When I was younger I didn’t seek out charity shops – did they even exist in the 60s? If they did I never went into one. But I did wear second-hand clothing because I did frequent, what we call in the UK, jumble sales, which were run by charities. I’ve even organised several myself in, I think, the late 70s and 80s.
I clothed my entire family from these sales, which explains why on looking at some old photographs I’m slightly horrified at what we’re wearing. And maybe it’s my eye for what is OK now, and how it clashes with what we’re wearing then, but I often hear myself, saying, ‘gosh, what on earth….?’, and then I recall,’ ah yes, of course, they’re jumble sale clothes!’
But in the 60s and early 70s I wore some really fashionable second-hand clothes bought from the London military clothing surplus store Laurence Corner.
Because military wear was very, very on-trend at one point, although I would argue that the fashion for military gear has never gone away as I still covet a sheep-skin lined pilot’s jacket in that rather battered leather. At Laurence Corner I used to buy sailors’ front-buttoned navy wool trousers, which are, or were, flared and very trendy in their time, I can tell you. And of course, I had a long, dark blue, double-breasted military coat so not an army coat, probably, ho, ho, navy!
And what am I wearing here?
Well, this is my grandfather, Joseph Archibald Martin Hislop’s mess jacket. My lovely cousin Rosemary had it and has given it to me to give it the airing it deserves, as we’ve worked out that this mess jacket must be nearly 100 years old.
Here is a photo of my grandfather as a sergeant-major marrying my grandmother.
He rose to be an honorary captain in 1917 in the now defunct Bedfordshire regiment and retired in 1928 as a full captain. The mess jacket that I’m wearing is for a captain, but it’s without its pips and buttons, so I need to do some research and go find these to complete the outfit.
What is so striking about this jacket is how small it is. I am a UK size 12 and with buttons I would just about be able to fit into it. Amazing to see the living proof that our forefathers were smaller than us, for so many reasons including diet and poverty and so on. But how wonderful also to have a relic of the past and acknowledge with pride the life of someone who served his King and country. I remember him as he died in 1954.
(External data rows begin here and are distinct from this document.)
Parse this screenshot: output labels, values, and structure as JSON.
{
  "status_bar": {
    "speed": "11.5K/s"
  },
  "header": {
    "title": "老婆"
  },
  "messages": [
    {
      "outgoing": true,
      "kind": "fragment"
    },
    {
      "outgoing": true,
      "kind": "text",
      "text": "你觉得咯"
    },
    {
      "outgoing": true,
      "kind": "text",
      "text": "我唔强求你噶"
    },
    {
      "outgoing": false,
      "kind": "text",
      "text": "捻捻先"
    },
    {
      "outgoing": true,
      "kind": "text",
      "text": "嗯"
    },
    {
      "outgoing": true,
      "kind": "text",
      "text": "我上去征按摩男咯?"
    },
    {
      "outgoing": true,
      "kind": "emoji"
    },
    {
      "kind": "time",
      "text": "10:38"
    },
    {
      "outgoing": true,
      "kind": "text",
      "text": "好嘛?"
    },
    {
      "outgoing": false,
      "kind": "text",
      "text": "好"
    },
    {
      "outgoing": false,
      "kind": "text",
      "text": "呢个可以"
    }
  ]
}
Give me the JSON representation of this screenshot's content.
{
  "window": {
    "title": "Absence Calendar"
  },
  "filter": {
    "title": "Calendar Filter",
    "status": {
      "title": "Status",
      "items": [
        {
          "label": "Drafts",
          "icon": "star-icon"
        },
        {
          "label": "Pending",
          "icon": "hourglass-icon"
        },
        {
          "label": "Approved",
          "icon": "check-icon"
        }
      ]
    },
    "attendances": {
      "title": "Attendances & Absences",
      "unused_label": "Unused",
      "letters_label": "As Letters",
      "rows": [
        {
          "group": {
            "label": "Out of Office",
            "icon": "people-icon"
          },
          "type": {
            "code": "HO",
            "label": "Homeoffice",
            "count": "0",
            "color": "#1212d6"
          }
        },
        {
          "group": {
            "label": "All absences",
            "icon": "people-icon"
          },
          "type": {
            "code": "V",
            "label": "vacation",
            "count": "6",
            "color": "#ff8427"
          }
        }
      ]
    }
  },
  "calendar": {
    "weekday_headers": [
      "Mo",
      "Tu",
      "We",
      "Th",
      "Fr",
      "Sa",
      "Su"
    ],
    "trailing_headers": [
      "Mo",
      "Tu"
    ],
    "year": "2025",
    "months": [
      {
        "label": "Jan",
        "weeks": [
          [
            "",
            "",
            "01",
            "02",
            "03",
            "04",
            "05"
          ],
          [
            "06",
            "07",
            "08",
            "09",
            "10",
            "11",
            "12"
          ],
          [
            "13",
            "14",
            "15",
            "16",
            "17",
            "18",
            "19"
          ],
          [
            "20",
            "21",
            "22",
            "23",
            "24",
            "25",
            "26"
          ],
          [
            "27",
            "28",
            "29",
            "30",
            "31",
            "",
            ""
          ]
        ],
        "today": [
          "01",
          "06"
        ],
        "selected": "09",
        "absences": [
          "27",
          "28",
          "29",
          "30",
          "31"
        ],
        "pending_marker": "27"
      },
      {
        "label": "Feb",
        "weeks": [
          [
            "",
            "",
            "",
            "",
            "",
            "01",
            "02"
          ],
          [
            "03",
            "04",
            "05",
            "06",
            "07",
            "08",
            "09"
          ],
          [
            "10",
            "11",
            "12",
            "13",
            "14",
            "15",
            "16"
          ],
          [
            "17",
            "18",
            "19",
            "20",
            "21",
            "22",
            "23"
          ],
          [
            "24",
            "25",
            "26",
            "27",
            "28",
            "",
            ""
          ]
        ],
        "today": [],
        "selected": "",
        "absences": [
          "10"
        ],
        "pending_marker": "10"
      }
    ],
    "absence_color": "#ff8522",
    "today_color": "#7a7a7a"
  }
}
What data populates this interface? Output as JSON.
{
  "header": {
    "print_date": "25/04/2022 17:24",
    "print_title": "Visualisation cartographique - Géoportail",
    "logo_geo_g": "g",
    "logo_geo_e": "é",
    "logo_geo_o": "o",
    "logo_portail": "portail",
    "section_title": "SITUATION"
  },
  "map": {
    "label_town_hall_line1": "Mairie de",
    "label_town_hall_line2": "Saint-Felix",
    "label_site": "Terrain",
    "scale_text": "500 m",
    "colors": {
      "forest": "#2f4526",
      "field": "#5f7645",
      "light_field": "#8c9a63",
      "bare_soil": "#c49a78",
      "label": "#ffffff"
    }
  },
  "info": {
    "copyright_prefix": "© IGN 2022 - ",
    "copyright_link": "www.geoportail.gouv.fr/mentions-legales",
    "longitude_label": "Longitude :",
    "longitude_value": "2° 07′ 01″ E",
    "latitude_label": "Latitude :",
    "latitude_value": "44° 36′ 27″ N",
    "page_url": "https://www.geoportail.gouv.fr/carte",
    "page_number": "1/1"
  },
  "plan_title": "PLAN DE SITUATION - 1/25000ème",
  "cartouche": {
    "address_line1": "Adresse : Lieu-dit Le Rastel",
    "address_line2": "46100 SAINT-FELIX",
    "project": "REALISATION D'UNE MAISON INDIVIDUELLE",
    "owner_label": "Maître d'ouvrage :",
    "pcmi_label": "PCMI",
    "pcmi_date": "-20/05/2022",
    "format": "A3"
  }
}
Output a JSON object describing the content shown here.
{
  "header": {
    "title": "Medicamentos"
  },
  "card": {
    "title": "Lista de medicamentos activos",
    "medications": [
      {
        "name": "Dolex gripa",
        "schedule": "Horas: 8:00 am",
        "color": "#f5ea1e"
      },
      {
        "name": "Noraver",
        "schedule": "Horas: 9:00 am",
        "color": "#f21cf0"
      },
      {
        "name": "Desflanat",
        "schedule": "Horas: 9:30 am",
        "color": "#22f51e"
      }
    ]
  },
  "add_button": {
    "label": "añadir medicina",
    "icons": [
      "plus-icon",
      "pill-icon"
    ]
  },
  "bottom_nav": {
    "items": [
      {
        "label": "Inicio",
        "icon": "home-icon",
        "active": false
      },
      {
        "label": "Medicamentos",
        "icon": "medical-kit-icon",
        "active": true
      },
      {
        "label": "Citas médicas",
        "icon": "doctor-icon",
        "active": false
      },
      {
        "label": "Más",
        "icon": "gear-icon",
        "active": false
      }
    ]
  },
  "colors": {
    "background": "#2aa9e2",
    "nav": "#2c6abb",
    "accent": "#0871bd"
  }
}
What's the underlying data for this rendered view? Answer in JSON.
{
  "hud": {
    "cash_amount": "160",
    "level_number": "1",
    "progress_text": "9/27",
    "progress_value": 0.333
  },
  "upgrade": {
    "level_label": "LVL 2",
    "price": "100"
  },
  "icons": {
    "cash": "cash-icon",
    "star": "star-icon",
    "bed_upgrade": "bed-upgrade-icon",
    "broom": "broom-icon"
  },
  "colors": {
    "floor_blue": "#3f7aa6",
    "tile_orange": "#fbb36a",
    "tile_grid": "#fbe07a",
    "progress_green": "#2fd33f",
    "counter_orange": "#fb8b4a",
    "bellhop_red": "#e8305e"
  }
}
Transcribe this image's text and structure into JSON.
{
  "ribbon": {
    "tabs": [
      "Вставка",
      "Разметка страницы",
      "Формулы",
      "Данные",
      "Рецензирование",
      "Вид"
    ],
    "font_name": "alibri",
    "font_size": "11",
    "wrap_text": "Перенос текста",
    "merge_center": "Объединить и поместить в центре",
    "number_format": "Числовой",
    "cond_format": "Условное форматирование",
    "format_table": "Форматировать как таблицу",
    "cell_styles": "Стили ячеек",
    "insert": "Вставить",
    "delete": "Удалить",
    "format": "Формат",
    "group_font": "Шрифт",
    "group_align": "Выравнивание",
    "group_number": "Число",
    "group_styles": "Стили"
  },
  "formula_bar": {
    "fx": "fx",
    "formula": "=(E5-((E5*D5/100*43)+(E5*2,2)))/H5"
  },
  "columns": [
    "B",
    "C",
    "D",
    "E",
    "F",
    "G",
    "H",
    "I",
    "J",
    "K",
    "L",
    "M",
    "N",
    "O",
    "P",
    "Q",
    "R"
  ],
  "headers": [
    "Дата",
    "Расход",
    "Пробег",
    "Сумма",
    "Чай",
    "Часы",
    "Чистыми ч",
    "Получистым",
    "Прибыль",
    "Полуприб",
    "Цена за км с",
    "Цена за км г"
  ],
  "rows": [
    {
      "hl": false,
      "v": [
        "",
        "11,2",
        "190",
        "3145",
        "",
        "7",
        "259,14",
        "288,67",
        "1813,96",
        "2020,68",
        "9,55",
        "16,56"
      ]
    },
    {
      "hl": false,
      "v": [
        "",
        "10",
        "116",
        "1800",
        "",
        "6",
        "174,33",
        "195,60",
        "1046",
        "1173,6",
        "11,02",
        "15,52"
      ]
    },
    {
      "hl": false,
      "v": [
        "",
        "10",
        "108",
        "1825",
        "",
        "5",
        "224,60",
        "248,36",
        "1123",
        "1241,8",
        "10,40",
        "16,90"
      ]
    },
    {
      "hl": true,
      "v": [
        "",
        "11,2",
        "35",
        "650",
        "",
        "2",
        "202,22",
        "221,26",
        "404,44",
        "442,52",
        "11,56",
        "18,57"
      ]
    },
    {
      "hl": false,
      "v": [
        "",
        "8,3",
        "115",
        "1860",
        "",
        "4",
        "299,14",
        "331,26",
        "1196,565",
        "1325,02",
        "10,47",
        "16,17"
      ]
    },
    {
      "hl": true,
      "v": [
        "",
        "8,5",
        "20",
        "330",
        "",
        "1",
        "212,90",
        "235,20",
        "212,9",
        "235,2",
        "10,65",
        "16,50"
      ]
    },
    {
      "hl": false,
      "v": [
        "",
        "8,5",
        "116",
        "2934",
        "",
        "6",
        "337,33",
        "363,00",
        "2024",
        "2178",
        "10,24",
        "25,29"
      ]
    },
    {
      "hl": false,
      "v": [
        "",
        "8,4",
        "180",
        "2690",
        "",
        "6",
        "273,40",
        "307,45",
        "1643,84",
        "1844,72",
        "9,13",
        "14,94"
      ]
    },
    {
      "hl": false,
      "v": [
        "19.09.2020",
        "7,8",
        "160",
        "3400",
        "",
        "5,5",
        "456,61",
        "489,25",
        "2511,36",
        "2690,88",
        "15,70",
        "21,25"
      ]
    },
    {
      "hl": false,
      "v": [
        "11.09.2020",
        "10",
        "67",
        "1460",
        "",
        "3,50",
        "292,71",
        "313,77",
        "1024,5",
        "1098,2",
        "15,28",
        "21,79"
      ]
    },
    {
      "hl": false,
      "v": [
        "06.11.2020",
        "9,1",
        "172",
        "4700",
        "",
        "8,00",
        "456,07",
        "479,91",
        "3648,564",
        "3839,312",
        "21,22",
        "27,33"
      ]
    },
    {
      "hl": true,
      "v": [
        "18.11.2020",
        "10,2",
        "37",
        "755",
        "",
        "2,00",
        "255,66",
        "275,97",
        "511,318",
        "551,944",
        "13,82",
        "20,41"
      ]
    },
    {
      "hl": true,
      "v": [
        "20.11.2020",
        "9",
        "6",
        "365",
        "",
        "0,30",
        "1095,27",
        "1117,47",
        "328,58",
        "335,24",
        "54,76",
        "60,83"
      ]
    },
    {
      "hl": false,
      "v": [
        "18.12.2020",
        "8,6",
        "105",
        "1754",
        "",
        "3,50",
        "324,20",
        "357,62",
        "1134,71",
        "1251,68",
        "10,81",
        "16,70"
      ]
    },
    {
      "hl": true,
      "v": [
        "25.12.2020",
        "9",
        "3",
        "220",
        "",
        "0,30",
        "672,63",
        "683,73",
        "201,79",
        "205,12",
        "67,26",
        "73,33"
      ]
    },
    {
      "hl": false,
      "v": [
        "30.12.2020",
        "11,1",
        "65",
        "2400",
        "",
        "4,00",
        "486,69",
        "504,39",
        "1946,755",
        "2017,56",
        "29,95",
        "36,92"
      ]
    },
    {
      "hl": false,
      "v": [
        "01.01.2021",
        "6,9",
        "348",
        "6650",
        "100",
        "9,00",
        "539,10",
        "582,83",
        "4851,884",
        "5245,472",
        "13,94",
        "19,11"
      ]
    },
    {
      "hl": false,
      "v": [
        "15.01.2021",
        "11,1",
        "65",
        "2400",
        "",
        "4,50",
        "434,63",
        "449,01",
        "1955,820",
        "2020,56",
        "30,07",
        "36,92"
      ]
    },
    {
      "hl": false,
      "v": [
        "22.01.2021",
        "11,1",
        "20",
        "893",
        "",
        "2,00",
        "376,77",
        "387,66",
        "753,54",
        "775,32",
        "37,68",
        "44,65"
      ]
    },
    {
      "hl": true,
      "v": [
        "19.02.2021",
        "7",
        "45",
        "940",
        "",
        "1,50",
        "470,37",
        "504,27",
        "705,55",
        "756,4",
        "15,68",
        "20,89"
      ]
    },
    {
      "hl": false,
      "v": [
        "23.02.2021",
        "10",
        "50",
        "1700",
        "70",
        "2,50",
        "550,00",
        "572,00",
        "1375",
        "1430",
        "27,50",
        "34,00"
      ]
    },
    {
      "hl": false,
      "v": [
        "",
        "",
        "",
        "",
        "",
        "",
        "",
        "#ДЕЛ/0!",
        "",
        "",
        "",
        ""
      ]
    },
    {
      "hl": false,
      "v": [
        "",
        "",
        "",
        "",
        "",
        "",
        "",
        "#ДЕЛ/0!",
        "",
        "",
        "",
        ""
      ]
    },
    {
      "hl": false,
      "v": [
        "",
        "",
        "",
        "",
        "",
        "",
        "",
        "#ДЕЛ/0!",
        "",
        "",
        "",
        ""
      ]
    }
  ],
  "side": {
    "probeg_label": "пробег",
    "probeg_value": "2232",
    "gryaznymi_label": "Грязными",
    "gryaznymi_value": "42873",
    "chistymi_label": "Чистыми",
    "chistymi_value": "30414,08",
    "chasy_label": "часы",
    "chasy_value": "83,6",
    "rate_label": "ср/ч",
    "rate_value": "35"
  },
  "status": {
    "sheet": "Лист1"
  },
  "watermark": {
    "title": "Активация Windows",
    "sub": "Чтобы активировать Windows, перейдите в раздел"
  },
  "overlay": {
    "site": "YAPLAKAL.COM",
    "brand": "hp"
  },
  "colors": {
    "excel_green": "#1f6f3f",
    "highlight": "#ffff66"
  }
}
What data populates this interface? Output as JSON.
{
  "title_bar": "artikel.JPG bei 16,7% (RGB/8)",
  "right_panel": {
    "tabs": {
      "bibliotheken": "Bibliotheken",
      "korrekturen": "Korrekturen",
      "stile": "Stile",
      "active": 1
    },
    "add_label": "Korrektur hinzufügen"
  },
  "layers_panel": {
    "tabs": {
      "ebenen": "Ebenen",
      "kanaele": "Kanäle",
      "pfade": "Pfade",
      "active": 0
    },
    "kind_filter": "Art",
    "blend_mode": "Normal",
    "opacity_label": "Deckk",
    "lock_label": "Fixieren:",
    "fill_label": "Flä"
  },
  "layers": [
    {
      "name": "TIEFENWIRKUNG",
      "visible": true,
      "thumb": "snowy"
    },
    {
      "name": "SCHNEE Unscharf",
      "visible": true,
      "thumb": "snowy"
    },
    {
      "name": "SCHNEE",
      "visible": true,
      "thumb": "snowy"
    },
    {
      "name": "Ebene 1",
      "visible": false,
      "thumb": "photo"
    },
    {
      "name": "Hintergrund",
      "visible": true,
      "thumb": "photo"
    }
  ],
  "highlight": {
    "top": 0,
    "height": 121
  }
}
RIP an honourable gentle man.
With love, Penny, the frugalfashionshopper